        In time, he won control of Mecca, partly through military victories, partly through his preaching, and partly through an artful compromise: Mecca became the religious capital of the new power and so retained its attraction for pilgrims.  Soon after, he had gained control of much of the Arabia, partly by conquest and partly by the voluntary adherence of those impressed with his doctrines and his success.  While planning further attacks out of his base in Arabia, he died.
        With this brief sketch of Mohammed's life, we can give a partial answer to the question posed by the title.  If a follower of Mohammed calls for toleration when out of power and represses other religions when in power, if he plunders and kills those of other religions, if he changes religious rules for immediate advantage, if he demands tribute from Christians and Jews, if he relentlessly persecutes those who do not follow one of the Abrahamic faiths, if he takes women as booty in battle, if he takes and owns slaves, then, in all of these, he is doing what Mohammed did.
        This is not just interesting history, since the ethical views Muslims hold are still formed largely by what Mohammed did more than 1300 years ago.  The Ayatollah Khomeini, like Mohammed, called for toleration before he took power in Iran, and then, also like Mohammed, engaged in ruthless persecution once he came to power. A few months ago, a Muslim school in Virginia, with Saudi connections, was caught teaching its students that it was acceptable to plunder those of other religions.   Muslims have shown some of the same tactical flexibility on beliefs that Mohammed did; suicide, till a few years ago one of the unforgivable sins, is now being praised if the person committing suicide takes some Jewish civilians, especially women and children, with him.
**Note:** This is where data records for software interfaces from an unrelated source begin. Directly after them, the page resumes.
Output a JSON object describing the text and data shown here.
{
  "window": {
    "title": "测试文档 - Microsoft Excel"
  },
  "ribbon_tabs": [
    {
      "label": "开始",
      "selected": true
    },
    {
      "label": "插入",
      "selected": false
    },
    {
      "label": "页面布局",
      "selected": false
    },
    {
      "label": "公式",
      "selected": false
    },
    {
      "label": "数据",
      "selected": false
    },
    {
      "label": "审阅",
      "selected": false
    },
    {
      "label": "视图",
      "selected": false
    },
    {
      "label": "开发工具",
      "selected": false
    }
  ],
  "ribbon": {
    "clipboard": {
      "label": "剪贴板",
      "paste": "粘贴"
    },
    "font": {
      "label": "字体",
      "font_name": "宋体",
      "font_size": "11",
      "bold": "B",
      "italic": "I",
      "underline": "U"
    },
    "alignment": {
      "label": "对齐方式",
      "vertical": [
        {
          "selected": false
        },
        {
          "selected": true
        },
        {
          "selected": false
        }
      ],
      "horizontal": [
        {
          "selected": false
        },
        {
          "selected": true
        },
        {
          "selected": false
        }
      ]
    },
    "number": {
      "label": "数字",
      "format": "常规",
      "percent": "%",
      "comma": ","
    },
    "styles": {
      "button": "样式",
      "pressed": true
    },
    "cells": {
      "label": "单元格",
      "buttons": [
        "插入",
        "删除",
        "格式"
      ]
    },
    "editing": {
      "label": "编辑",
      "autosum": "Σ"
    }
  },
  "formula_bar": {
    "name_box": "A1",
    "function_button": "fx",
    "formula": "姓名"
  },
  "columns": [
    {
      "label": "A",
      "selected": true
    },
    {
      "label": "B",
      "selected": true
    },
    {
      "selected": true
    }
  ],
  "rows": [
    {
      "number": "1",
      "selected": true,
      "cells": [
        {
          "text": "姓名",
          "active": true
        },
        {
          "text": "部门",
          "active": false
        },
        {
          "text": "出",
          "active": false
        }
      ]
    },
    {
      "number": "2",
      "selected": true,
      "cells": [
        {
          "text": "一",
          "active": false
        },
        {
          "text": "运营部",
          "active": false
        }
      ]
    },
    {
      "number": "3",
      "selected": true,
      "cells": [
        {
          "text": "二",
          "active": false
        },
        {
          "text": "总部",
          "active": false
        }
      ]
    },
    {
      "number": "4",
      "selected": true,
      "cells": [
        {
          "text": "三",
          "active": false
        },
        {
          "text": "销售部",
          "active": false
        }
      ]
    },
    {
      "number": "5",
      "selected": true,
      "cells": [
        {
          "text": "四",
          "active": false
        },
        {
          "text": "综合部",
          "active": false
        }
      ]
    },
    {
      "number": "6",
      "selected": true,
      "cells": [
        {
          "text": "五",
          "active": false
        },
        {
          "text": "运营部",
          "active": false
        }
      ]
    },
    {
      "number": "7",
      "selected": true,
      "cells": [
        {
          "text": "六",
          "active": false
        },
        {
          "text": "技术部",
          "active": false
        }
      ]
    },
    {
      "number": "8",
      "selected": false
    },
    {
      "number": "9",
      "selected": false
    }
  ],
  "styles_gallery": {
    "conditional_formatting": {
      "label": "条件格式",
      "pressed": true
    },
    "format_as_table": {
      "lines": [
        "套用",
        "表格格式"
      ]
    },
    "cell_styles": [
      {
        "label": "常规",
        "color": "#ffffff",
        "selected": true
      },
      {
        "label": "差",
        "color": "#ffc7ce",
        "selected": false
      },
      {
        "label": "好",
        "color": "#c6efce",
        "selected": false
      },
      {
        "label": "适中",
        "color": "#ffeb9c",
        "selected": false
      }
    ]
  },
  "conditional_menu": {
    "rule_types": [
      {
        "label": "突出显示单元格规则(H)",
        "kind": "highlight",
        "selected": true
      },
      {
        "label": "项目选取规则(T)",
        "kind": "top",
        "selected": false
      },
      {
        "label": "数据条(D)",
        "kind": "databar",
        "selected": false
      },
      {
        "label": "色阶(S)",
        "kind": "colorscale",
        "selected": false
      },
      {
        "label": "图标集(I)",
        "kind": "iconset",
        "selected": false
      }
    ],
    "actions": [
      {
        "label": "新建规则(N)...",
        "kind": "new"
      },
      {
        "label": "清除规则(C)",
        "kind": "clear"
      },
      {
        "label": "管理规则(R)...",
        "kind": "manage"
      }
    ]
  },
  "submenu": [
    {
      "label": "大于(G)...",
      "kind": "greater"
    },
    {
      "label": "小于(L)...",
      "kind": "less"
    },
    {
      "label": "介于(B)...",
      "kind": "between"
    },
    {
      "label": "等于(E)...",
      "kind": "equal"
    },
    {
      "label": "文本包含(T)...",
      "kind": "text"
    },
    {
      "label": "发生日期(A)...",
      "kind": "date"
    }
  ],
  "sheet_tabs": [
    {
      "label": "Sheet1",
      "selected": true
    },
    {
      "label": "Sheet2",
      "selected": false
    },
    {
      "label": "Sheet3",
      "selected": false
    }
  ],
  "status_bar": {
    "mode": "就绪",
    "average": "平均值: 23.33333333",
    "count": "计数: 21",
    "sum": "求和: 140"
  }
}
The thugs who took over the Church of the Nativity in Bethlehem had been extorting payments from the Christian merchants there for years, like the tribute Mohammed demanded of dhimmis.  The Taliban, in Afghanistan, sometimes demanded women from the local tribes.  The Muslims ruling the Sudan still murder and plunder those who do not share their beliefs, as they have done for more than a thousand years.  They even, like Mohammed, take non Muslims as slaves.
        Even when Muslims are out of power, Mohammed's example makes it difficult for them to live in peace with others.  Since he set up a theocracy, that must be the ideal form for society, and there is, in orthodox Islam, thus no provision for Muslims to live under a non Muslim ruler.  This means that orthodox Muslims living in predominately Christian countries like the United States are required by their faith not to assimilate, but to subvert the society.  
        Of course not all Muslims believe that they should do everything that Mohammed did; as with other faiths, there are modernizers, reformers, nominal believers like our Easter Christians, and even many who have lost their faith entirely, though in most Moslem countries they would find it dangerous to say so.  Still, if only one in ten Muslims hold the complete set of radical Islamic beliefs, that means we have one hundred million deadly enemies, and there may be several hundred million more who sympathize with those enemies.  Though we can not make it an open policy, we should support reform efforts that, over time, may make Muslims less likely to believe that they should do everything Mohammed did.

A note on sources:  I took most of this material from a half century old Brittanica encyclopedia, the writings of the top academic expert on Islam, Bernard Lewis, and V. S. Naipaul's Among the Believers .  If this article seems very different from what you have seen about Islam recently, you may want to see my discussion of sources, coming soon.

Copyright © 2002 by James R. Miller